__Your objective__. Only lines with the string "不善学者" are wanted. Pull them out of the data.

__Records for the exercise__.
• • • •

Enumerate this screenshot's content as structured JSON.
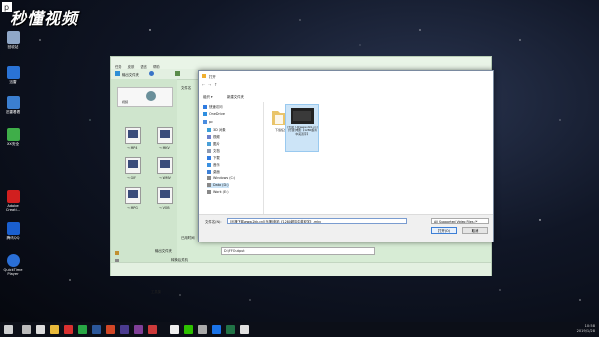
{
  "watermark": {
    "text": "秒懂视频"
  },
  "desktop_icons": [
    {
      "label": "回收站",
      "color": "#8fa7c8"
    },
    {
      "label": "迅雷",
      "color": "#2a73d6"
    },
    {
      "label": "迅雷看看",
      "color": "#3b7fd0"
    },
    {
      "label": "XX安全",
      "color": "#3fae49"
    },
    {
      "label": "Adobe Creati...",
      "color": "#d11f1f"
    },
    {
      "label": "腾讯QQ",
      "color": "#1a5fcf"
    },
    {
      "label": "QuickTime Player",
      "color": "#2a6fd6"
    }
  ],
  "app_window": {
    "toolbar_label": "输出文件夹",
    "menu_items": [
      "任务",
      "皮肤",
      "语言",
      "帮助"
    ],
    "side_label": "视频",
    "formats": [
      {
        "label": "→ MP4"
      },
      {
        "label": "→ MKV"
      },
      {
        "label": "→ GIF"
      },
      {
        "label": "→ WMV"
      },
      {
        "label": "→ MPG"
      },
      {
        "label": "→ VOB"
      }
    ],
    "file_label": "文件名",
    "output_label": "输出文件夹",
    "output_value": "D:\\FFOutput",
    "status_left": "已用时间",
    "status_mid": "转换后关机",
    "bottom_label": "工具集"
  },
  "dialog": {
    "title": "打开",
    "breadcrumb": [
      "pc",
      "Data (D:)",
      "迅雷下载"
    ],
    "search_placeholder": "搜索 迅雷下载",
    "organize": "组织 ▾",
    "new_folder": "新建文件夹",
    "tree": [
      {
        "label": "快速访问",
        "color": "#2f7be0"
      },
      {
        "label": "OneDrive",
        "color": "#2f8fe0"
      },
      {
        "label": "pc",
        "color": "#4a8de0"
      },
      {
        "label": "3D 对象",
        "color": "#3a9fd8"
      },
      {
        "label": "视频",
        "color": "#6b7fcc"
      },
      {
        "label": "图片",
        "color": "#4aa0d8"
      },
      {
        "label": "文档",
        "color": "#8f9ab0"
      },
      {
        "label": "下载",
        "color": "#2f7be0"
      },
      {
        "label": "音乐",
        "color": "#3a90e0"
      },
      {
        "label": "桌面",
        "color": "#3c7fd6"
      },
      {
        "label": "Windows (C:)",
        "color": "#888888"
      },
      {
        "label": "Data (D:)",
        "color": "#888888"
      },
      {
        "label": "Work (E:)",
        "color": "#888888"
      }
    ],
    "files": [
      {
        "label": "下载任务",
        "kind": "folder"
      },
      {
        "label": "[乐援下载www.2kk.cn][乐援]电影【1280超清中英双字】",
        "kind": "video",
        "selected": true
      }
    ],
    "filename_label": "文件名(N):",
    "filename_value": "[乐援下载www.2kk.cn][乐援]电影【1280超清中英双字】.mkv",
    "filetype_value": "All Supported Video Files (*",
    "open_button": "打开(O)",
    "cancel_button": "取消"
  },
  "taskbar": {
    "time": "10:58",
    "date": "2019/1/28"
  }
}
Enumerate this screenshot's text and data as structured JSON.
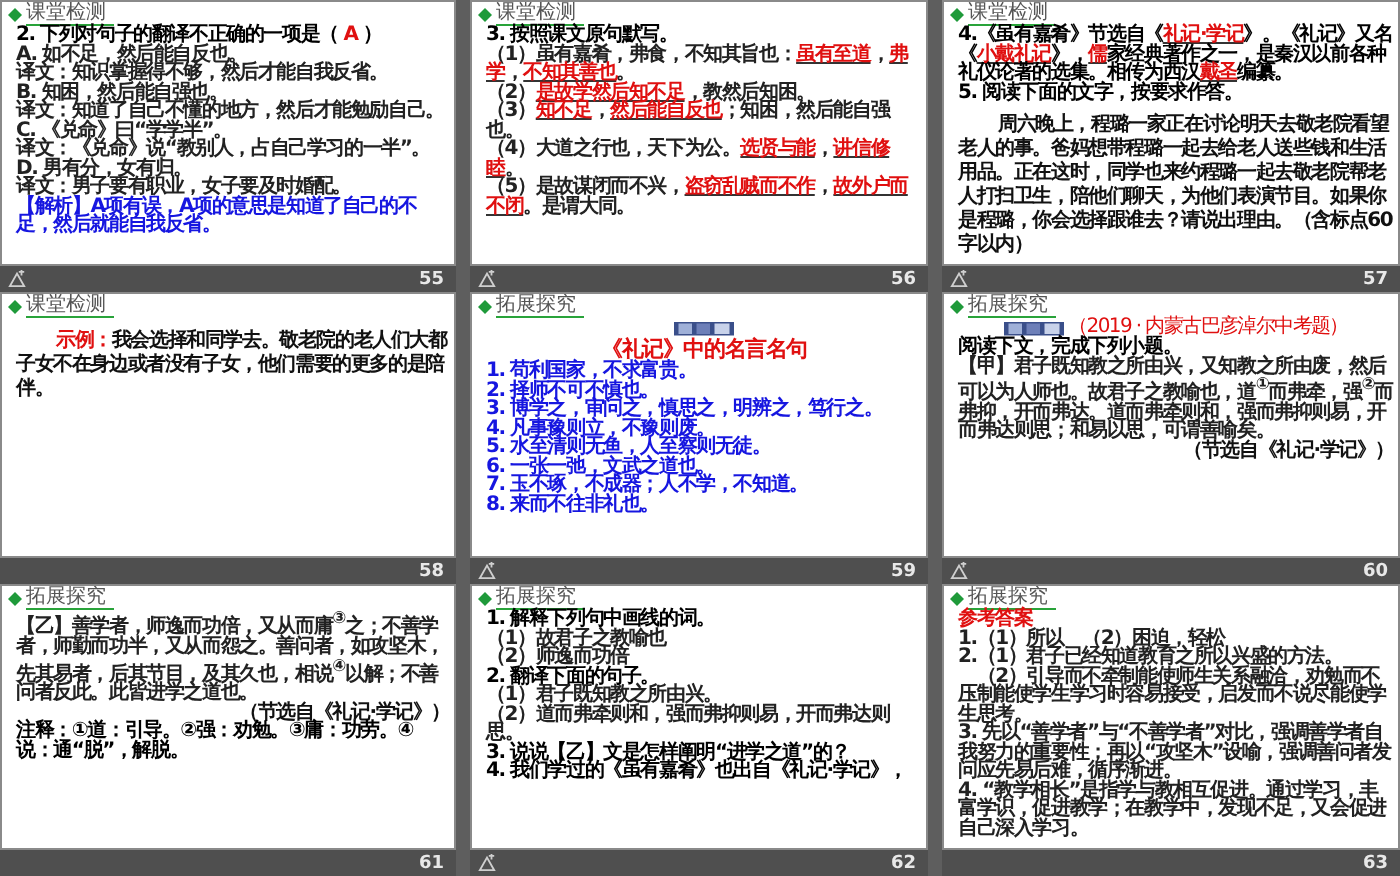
{
  "slides": [
    {
      "number": "55",
      "animated": true,
      "section": "课堂检测",
      "body": [
        {
          "kind": "question",
          "segments": [
            {
              "kind": "text",
              "text": "2. 下列对句子的翻译不正确的一项是（ "
            },
            {
              "kind": "answer",
              "text": "A"
            },
            {
              "kind": "text",
              "text": " ）"
            }
          ]
        },
        {
          "kind": "body",
          "text": "A. 如不足，然后能自反也。"
        },
        {
          "kind": "body",
          "text": "译文：知识掌握得不够，然后才能自我反省。"
        },
        {
          "kind": "body",
          "text": "B. 知困，然后能自强也。"
        },
        {
          "kind": "body",
          "text": "译文：知道了自己不懂的地方，然后才能勉励自己。"
        },
        {
          "kind": "body",
          "text": "C. 《兑命》曰“学学半”。"
        },
        {
          "kind": "body",
          "text": "译文：《兑命》说“教别人，占自己学习的一半”。"
        },
        {
          "kind": "body",
          "text": "D. 男有分，女有归。"
        },
        {
          "kind": "body",
          "text": "译文：男子要有职业，女子要及时婚配。"
        },
        {
          "kind": "blue",
          "text": "【解析】A项有误，A项的意思是知道了自己的不足，然后就能自我反省。"
        }
      ]
    },
    {
      "number": "56",
      "animated": true,
      "section": "课堂检测",
      "body": [
        {
          "kind": "question",
          "text": "3. 按照课文原句默写。"
        },
        {
          "kind": "body",
          "segments": [
            {
              "kind": "text",
              "text": "（1）虽有嘉肴，弗食，不知其旨也："
            },
            {
              "kind": "blank",
              "text": "虽有至道"
            },
            {
              "kind": "text",
              "text": "，"
            },
            {
              "kind": "blank",
              "text": "弗学"
            },
            {
              "kind": "text",
              "text": "，"
            },
            {
              "kind": "blank",
              "text": "不知其善也"
            },
            {
              "kind": "text",
              "text": "。"
            }
          ]
        },
        {
          "kind": "body",
          "segments": [
            {
              "kind": "text",
              "text": "（2）"
            },
            {
              "kind": "blank",
              "text": "是故学然后知不足"
            },
            {
              "kind": "text",
              "text": "，教然后知困。"
            }
          ]
        },
        {
          "kind": "body",
          "segments": [
            {
              "kind": "text",
              "text": "（3）"
            },
            {
              "kind": "blank",
              "text": "知不足"
            },
            {
              "kind": "text",
              "text": "，"
            },
            {
              "kind": "blank",
              "text": "然后能自反也"
            },
            {
              "kind": "text",
              "text": "；知困，然后能自强也。"
            }
          ]
        },
        {
          "kind": "body",
          "segments": [
            {
              "kind": "text",
              "text": "（4）大道之行也，天下为公。"
            },
            {
              "kind": "blank",
              "text": "选贤与能"
            },
            {
              "kind": "text",
              "text": "，"
            },
            {
              "kind": "blank",
              "text": "讲信修睦"
            },
            {
              "kind": "text",
              "text": "。"
            }
          ]
        },
        {
          "kind": "body",
          "segments": [
            {
              "kind": "text",
              "text": "（5）是故谋闭而不兴，"
            },
            {
              "kind": "blank",
              "text": "盗窃乱贼而不作"
            },
            {
              "kind": "text",
              "text": "，"
            },
            {
              "kind": "blank",
              "text": "故外户而不闭"
            },
            {
              "kind": "text",
              "text": "。是谓大同。"
            }
          ]
        }
      ]
    },
    {
      "number": "57",
      "animated": true,
      "section": "课堂检测",
      "body": [
        {
          "kind": "question",
          "segments": [
            {
              "kind": "text",
              "text": "4.《虽有嘉肴》节选自《"
            },
            {
              "kind": "blank",
              "text": "礼记·学记"
            },
            {
              "kind": "text",
              "text": "》。《礼记》又名《"
            },
            {
              "kind": "blank",
              "text": "小戴礼记"
            },
            {
              "kind": "text",
              "text": "》，"
            },
            {
              "kind": "blank",
              "text": "儒"
            },
            {
              "kind": "text",
              "text": "家经典著作之一，是秦汉以前各种礼仪论著的选集。相传为西汉"
            },
            {
              "kind": "blank",
              "text": "戴圣"
            },
            {
              "kind": "text",
              "text": "编纂。"
            }
          ]
        },
        {
          "kind": "question",
          "text": "5. 阅读下面的文字，按要求作答。"
        },
        {
          "kind": "indent",
          "text": "周六晚上，程璐一家正在讨论明天去敬老院看望老人的事。爸妈想带程璐一起去给老人送些钱和生活用品。正在这时，同学也来约程璐一起去敬老院帮老人打扫卫生，陪他们聊天，为他们表演节目。如果你是程璐，你会选择跟谁去？请说出理由。（含标点60字以内）"
        }
      ]
    },
    {
      "number": "58",
      "animated": false,
      "section": "课堂检测",
      "body": [
        {
          "kind": "indent",
          "segments": [
            {
              "kind": "answer",
              "text": "示例："
            },
            {
              "kind": "text",
              "text": "我会选择和同学去。敬老院的老人们大都子女不在身边或者没有子女，他们需要的更多的是陪伴。"
            }
          ]
        }
      ]
    },
    {
      "number": "59",
      "animated": true,
      "section": "拓展探究",
      "body": [
        {
          "kind": "banner"
        },
        {
          "kind": "title",
          "text": "《礼记》中的名言名句"
        },
        {
          "kind": "blue",
          "text": "1. 苟利国家，不求富贵。"
        },
        {
          "kind": "blue",
          "text": "2. 择师不可不慎也。"
        },
        {
          "kind": "blue",
          "text": "3. 博学之，审问之，慎思之，明辨之，笃行之。"
        },
        {
          "kind": "blue",
          "text": "4. 凡事豫则立，不豫则废。"
        },
        {
          "kind": "blue",
          "text": "5. 水至清则无鱼，人至察则无徒。"
        },
        {
          "kind": "blue",
          "text": "6. 一张一弛，文武之道也。"
        },
        {
          "kind": "blue",
          "text": "7. 玉不琢，不成器；人不学，不知道。"
        },
        {
          "kind": "blue",
          "text": "8. 来而不往非礼也。"
        }
      ]
    },
    {
      "number": "60",
      "animated": true,
      "section": "拓展探究",
      "body": [
        {
          "kind": "banner",
          "text": "（2019 · 内蒙古巴彦淖尔中考题）"
        },
        {
          "kind": "question",
          "text": "阅读下文，完成下列小题。"
        },
        {
          "kind": "body",
          "text": "【甲】君子既知教之所由兴，又知教之所由废，然后可以为人师也。故君子之教喻也，道$^{①}$而弗牵，强$^{②}$而弗抑，开而弗达。道而弗牵则和，强而弗抑则易，开而弗达则思；和易以思，可谓善喻矣。"
        },
        {
          "kind": "source",
          "text": "（节选自《礼记·学记》）"
        }
      ]
    },
    {
      "number": "61",
      "animated": false,
      "section": "拓展探究",
      "body": [
        {
          "kind": "body",
          "text": "【乙】善学者，师逸而功倍，又从而庸$^{③}$之；不善学者，师勤而功半，又从而怨之。善问者，如攻坚木，先其易者，后其节目，及其久也，相说$^{④}$以解；不善问者反此。此皆进学之道也。"
        },
        {
          "kind": "source",
          "text": "（节选自《礼记·学记》）"
        },
        {
          "kind": "question",
          "text": "注释：①道：引导。②强：劝勉。③庸：功劳。④说：通“脱”，解脱。"
        }
      ]
    },
    {
      "number": "62",
      "animated": true,
      "section": "拓展探究",
      "body": [
        {
          "kind": "question",
          "text": "1. 解释下列句中画线的词。"
        },
        {
          "kind": "body",
          "text": "（1）故君子之教喻也"
        },
        {
          "kind": "body",
          "text": "（2）师逸而功倍"
        },
        {
          "kind": "question",
          "text": "2. 翻译下面的句子。"
        },
        {
          "kind": "body",
          "text": "（1）君子既知教之所由兴。"
        },
        {
          "kind": "body",
          "text": "（2）道而弗牵则和，强而弗抑则易，开而弗达则思。"
        },
        {
          "kind": "question",
          "text": "3. 说说【乙】文是怎样阐明“进学之道”的？"
        },
        {
          "kind": "question",
          "text": "4. 我们学过的《虽有嘉肴》也出自《礼记·学记》，"
        }
      ]
    },
    {
      "number": "63",
      "animated": false,
      "section": "拓展探究",
      "body": [
        {
          "kind": "label",
          "text": "参考答案"
        },
        {
          "kind": "body",
          "text": "1.（1）所以　（2）困迫，轻松"
        },
        {
          "kind": "body",
          "text": "2.（1）君子已经知道教育之所以兴盛的方法。"
        },
        {
          "kind": "body",
          "text": "　（2）引导而不牵制能使师生关系融洽，劝勉而不压制能使学生学习时容易接受，启发而不说尽能使学生思考。"
        },
        {
          "kind": "body",
          "text": "3. 先以“善学者”与“不善学者”对比，强调善学者自我努力的重要性；再以“攻坚木”设喻，强调善问者发问应先易后难，循序渐进。"
        },
        {
          "kind": "body",
          "text": "4. “教学相长”是指学与教相互促进。通过学习，丰富学识，促进教学；在教学中，发现不足，又会促进自己深入学习。"
        }
      ]
    }
  ]
}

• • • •

__Answer space__.
          "text": "【乙】善学者，师逸而功倍，又从而庸$^{③}$之；不善学者，师勤而功半，又从而怨之。善问者，如攻坚木，先其易者，后其节目，及其久也，相说$^{④}$以解；不善问者反此。此皆进学之道也。"
          "text": "3. 先以“善学者”与“不善学者”对比，强调善学者自我努力的重要性；再以“攻坚木”设喻，强调善问者发问应先易后难，循序渐进。"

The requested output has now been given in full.